“The culture of your restaurant and organizational approach will help you decide if tip pooling is right for your team.”
Deducting Credit Card Fees From Tips
Credit card tips make it easy for guests to add a tip to their check, but along with the increased dollar amount of the check comes an increase in the merchant processing fees required to run the card. The question is whether you should deduct the processing fee from the tip amount.
In theory, it would seem like the fair thing to do, since it costs you money to facilitate the tip. However, in practice, it can be difficult to do so in compliance with the law.
Only some states allow the practice and those that do require you to make sure you’re not overestimating the charge. Still, the credit card transaction offset you charge can only be used as a tip credit against minimum the wage. You can’t take the charges out of their base pay.
Because credit card processing percentages are variable per transaction, it’s far less risky and better for employee morale to let it ride. Instead, focus on finding the POS with the lowest credit card processing fees. You’ll end up saving a lot more money taking that route.
A Future Without Tipping?
“Some of the reasons to do away with tipping are making the payment process easier and more streamlined. A restaurant without tips may be more inviting to guests who don’t eat out often because they aren’t sure how much to tip.”
There is a debate going on in the industry right now; if tipping at full-service restaurants will continue to be a practice in years to come.
Some of the reasons to do away with tipping are making the payment process easier and more streamlined. A restaurant without tips may be more inviting to guests who don’t eat out often because they aren’t sure how much to tip. Not tipping servers also closes the pay gap between kitchen and front of house workers, reducing potential animosity or losing valuable kitchen staff to the waitstaff.
Some intrepid restaurant owners have already started building on this model. Finding that prices on some dishes are more elastic than conventionally thought to be. They were able to raise prices slowly by 8-10% without customer resistance.
Instead of a tip line, they added a star rating for the food and the service. This is valuable information that allowed the restaurants to discount meals for bad service by docking servers and improving their menu, training and management style to increase customer satisfaction.
Other restaurants have simply started charging a %15 service fee to all guests. Unlike tips, service fees can be used by the management however they see fit. Restaurant owners then have the flexibility to reward staff performance or split the service fee among staff as they deem equitable.
Federal and State Labor Laws and the Fair Labor Standards Act
The department of labor is very serious about the enforcement of its laws and not knowing isn’t a valid excuse in their eyes. The frequency of which large, well-established restaurant brands are found to be out of compliance should be a clear warning that just because others flounce the law, that you shouldn’t be very careful. The last thing you want is for your hard work to be sunk by a labor dispute brought by an employee who knew the laws better than you did!

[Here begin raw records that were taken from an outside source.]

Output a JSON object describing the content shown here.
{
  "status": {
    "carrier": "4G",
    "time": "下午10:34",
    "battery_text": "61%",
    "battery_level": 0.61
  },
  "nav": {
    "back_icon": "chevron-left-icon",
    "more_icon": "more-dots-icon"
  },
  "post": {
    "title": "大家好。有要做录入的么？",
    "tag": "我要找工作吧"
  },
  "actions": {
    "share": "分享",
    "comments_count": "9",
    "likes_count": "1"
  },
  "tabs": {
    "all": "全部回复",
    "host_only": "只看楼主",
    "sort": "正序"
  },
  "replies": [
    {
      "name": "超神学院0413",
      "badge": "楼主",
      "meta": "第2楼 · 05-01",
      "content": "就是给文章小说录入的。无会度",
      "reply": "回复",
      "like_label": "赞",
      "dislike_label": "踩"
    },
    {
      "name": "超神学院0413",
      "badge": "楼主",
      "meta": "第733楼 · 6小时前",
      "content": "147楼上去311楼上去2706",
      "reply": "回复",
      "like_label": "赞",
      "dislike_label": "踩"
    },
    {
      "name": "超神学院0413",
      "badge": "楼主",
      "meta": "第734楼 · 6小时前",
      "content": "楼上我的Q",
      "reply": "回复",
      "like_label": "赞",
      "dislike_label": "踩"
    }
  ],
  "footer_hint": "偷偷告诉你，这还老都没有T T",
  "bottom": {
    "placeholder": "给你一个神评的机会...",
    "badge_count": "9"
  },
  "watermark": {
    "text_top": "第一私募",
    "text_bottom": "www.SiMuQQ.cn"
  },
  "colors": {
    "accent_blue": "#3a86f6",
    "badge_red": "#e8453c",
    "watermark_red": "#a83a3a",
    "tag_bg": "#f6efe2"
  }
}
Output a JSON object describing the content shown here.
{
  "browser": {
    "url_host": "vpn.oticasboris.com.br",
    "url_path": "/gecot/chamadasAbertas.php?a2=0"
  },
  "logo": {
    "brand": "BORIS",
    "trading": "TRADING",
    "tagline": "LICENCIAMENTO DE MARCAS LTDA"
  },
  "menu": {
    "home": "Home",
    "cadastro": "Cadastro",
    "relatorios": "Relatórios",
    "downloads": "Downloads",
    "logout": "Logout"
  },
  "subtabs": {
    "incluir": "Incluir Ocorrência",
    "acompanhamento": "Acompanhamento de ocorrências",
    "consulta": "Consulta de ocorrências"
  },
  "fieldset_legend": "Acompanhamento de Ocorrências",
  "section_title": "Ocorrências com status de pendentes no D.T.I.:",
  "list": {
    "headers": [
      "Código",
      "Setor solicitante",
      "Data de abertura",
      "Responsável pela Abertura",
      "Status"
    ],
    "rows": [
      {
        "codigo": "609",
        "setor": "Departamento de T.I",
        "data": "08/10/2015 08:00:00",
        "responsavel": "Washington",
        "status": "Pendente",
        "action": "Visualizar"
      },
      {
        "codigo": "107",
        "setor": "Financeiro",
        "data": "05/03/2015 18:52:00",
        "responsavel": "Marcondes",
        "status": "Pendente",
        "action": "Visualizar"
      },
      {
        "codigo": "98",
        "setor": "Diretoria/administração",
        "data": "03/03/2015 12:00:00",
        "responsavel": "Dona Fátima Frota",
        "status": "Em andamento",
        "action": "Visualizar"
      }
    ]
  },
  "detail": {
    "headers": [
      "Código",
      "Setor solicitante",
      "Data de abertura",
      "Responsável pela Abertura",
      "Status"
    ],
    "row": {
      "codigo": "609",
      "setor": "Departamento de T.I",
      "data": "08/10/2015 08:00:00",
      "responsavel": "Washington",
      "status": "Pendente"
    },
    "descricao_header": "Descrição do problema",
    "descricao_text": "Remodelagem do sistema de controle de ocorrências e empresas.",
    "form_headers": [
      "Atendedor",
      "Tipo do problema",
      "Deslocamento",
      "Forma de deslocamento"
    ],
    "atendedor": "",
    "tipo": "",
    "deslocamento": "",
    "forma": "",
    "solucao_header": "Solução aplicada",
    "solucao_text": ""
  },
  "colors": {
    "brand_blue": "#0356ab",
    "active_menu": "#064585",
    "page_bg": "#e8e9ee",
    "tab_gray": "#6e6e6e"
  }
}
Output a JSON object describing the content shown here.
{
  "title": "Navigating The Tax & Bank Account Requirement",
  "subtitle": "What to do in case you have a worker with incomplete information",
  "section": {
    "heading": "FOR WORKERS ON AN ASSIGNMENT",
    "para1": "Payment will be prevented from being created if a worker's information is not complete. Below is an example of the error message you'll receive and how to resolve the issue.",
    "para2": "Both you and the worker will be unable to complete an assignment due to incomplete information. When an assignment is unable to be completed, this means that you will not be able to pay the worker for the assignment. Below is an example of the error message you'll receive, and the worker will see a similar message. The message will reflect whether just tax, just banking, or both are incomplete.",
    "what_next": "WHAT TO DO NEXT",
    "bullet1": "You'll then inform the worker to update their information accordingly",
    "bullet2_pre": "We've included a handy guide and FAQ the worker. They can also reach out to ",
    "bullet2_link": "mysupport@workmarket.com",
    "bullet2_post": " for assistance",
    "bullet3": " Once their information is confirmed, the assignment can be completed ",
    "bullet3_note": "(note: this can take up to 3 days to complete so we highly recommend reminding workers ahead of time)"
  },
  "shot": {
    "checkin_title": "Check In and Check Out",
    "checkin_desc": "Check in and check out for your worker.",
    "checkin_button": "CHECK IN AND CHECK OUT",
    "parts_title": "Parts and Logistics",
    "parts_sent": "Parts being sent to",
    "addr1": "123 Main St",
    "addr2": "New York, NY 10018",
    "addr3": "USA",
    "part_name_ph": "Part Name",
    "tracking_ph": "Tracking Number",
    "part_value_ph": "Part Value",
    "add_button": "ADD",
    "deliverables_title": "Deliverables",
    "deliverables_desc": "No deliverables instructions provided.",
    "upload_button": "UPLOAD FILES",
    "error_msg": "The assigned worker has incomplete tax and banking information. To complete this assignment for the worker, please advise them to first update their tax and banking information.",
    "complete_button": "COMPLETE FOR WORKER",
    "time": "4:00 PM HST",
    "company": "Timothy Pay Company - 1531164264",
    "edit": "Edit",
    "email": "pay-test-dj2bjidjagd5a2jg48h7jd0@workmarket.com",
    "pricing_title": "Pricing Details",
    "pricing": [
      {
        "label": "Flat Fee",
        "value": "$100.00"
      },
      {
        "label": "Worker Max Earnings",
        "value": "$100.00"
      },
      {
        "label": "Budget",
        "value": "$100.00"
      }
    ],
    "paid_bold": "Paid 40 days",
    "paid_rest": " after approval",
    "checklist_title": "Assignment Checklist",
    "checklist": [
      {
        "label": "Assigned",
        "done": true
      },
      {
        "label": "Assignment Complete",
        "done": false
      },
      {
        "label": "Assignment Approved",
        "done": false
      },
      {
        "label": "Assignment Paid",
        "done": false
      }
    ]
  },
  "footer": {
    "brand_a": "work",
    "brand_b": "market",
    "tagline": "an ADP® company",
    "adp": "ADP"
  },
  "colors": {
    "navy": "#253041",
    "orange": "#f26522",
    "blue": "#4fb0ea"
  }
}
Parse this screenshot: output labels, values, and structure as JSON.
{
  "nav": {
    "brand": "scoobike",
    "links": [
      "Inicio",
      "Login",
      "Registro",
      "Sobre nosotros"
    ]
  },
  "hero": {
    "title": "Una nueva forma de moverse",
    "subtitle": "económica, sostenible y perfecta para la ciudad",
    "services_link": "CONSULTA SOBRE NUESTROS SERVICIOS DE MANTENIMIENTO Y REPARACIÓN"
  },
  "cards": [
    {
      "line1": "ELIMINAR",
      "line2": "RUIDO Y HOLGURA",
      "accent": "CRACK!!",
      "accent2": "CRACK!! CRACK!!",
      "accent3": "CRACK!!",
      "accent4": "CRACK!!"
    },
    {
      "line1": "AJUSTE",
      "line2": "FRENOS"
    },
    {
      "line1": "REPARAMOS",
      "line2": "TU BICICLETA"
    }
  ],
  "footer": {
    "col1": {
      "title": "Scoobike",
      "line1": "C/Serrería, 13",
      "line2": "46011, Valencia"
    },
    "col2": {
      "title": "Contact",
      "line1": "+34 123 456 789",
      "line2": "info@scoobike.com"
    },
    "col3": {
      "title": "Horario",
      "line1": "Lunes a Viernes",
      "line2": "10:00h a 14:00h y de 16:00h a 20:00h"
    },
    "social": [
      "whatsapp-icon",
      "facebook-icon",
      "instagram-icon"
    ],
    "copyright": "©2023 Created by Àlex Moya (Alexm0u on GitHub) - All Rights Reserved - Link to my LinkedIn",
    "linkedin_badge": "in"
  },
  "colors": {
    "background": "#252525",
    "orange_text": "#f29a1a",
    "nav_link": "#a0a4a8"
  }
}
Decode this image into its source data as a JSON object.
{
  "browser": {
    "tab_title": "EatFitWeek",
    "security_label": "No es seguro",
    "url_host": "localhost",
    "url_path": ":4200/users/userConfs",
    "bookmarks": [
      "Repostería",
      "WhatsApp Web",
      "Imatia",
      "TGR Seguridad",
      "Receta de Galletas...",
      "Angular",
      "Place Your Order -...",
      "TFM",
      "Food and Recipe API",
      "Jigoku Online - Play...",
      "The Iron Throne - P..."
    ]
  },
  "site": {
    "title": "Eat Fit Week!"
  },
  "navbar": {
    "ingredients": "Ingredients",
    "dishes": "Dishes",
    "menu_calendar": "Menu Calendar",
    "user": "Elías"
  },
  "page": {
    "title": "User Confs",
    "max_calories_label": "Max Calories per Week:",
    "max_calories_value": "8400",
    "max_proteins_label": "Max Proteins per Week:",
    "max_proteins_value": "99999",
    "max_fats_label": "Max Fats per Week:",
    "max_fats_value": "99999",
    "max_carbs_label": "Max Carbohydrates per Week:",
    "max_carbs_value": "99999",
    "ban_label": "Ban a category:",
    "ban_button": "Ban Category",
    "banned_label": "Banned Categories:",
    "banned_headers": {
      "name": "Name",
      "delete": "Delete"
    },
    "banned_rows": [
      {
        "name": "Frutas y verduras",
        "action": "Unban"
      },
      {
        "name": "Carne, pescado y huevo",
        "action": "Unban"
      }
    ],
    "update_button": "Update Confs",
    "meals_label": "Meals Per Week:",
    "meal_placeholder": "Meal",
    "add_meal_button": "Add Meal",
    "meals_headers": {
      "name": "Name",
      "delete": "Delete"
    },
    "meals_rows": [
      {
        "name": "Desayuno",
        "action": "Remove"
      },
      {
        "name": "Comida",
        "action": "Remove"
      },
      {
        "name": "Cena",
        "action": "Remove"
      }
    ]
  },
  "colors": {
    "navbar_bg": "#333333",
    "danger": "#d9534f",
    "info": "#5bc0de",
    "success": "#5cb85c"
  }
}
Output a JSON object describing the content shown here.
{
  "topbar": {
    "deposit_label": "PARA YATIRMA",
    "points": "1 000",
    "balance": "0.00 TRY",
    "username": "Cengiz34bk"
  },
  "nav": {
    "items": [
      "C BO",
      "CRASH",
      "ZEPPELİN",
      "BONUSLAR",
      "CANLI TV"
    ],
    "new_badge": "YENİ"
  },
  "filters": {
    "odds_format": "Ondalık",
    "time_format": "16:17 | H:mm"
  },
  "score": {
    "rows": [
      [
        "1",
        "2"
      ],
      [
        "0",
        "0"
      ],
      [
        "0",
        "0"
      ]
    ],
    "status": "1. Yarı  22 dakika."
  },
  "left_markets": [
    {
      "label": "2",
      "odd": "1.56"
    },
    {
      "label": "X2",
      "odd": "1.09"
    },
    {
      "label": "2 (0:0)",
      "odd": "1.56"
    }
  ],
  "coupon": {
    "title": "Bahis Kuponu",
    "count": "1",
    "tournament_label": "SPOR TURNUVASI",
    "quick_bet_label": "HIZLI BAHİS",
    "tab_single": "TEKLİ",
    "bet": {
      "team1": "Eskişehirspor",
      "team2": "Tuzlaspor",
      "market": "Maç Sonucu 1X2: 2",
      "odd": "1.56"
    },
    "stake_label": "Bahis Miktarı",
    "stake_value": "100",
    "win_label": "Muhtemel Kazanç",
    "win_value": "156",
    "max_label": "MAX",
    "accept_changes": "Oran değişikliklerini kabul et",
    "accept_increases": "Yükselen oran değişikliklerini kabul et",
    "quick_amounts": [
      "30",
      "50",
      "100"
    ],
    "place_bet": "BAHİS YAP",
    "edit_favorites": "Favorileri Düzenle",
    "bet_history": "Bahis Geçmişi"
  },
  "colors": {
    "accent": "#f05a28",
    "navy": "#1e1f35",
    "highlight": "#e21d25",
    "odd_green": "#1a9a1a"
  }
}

For more information on the FLSA and laws regarding tipped employees refer to the official document here: https://www.dol.gov/whd/regs/compliance/whdfs15.htm
The department of labor also has links to help you navigate state and local laws. Find your state’s labor board here: https://www.dol.gov/whd/state/state.htm